▶ Required work
The answer must consist of every line from the data that holds the string "each".

== Material to process

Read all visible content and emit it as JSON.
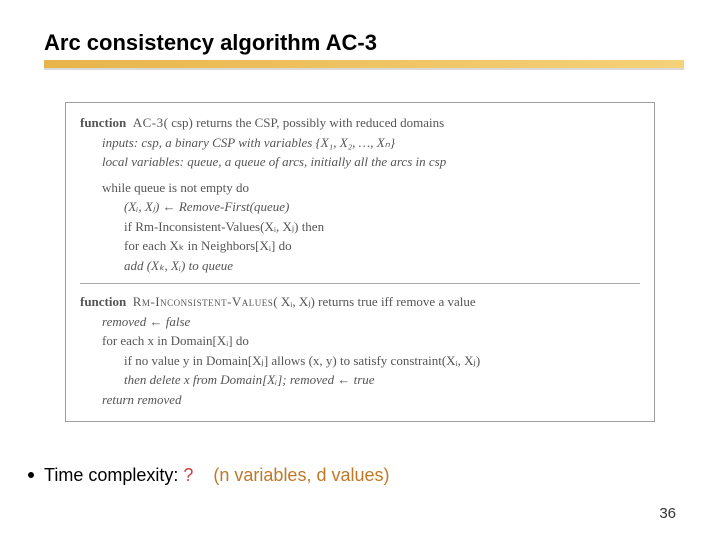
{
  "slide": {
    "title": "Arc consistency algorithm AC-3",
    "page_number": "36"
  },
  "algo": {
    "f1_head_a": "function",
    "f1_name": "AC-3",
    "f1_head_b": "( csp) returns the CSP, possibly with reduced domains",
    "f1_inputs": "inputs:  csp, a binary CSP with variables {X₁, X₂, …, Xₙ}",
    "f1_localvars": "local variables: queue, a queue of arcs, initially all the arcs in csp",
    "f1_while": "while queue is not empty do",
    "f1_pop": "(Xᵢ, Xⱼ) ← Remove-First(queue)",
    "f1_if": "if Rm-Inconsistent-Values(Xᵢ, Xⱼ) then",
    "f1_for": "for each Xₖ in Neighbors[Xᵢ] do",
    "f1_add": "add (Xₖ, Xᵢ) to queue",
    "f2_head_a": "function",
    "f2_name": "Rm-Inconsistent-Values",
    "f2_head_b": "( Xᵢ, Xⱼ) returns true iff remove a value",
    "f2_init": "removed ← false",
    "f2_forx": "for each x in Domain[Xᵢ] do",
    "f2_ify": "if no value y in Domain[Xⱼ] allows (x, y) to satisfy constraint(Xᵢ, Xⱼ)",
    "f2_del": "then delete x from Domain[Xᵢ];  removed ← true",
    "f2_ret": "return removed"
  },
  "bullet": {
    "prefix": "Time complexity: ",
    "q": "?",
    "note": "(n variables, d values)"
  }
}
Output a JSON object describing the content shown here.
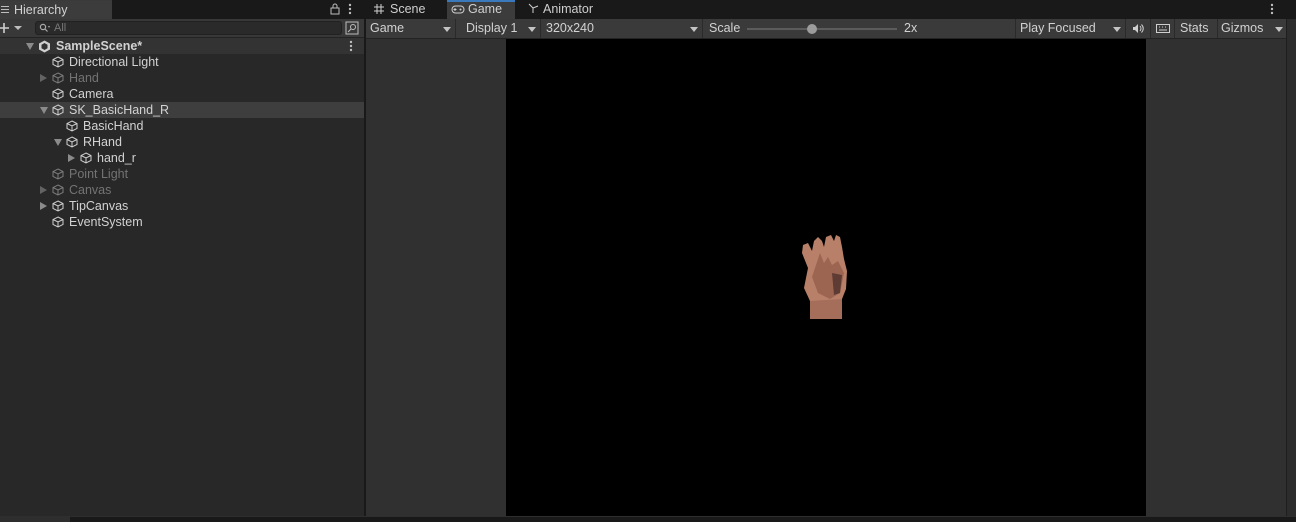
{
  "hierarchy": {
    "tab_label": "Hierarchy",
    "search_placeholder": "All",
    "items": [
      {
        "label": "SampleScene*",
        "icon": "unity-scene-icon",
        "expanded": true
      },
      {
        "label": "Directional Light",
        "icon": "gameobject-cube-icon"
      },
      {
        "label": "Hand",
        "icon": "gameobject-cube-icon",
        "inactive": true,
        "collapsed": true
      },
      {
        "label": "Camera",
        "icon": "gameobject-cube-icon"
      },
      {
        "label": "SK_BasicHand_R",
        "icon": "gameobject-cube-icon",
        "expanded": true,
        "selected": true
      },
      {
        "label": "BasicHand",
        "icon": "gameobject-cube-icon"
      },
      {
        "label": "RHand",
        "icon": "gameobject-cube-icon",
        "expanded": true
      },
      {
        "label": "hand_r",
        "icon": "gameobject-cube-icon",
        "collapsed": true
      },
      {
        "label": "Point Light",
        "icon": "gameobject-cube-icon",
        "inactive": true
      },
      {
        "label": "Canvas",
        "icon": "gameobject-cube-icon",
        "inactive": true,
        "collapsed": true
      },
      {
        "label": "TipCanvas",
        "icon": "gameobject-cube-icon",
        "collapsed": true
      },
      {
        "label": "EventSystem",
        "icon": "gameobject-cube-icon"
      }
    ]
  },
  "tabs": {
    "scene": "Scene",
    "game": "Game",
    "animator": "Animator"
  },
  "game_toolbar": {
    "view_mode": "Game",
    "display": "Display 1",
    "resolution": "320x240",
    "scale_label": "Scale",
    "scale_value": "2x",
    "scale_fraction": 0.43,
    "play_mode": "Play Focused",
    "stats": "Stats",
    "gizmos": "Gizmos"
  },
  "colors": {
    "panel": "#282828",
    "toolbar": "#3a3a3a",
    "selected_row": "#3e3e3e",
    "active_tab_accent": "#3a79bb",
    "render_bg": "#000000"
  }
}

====

▶ Written solution
    "f1_for": "for each Xₖ in Neighbors[Xᵢ] do",
    "f2_forx": "for each x in Domain[Xᵢ] do",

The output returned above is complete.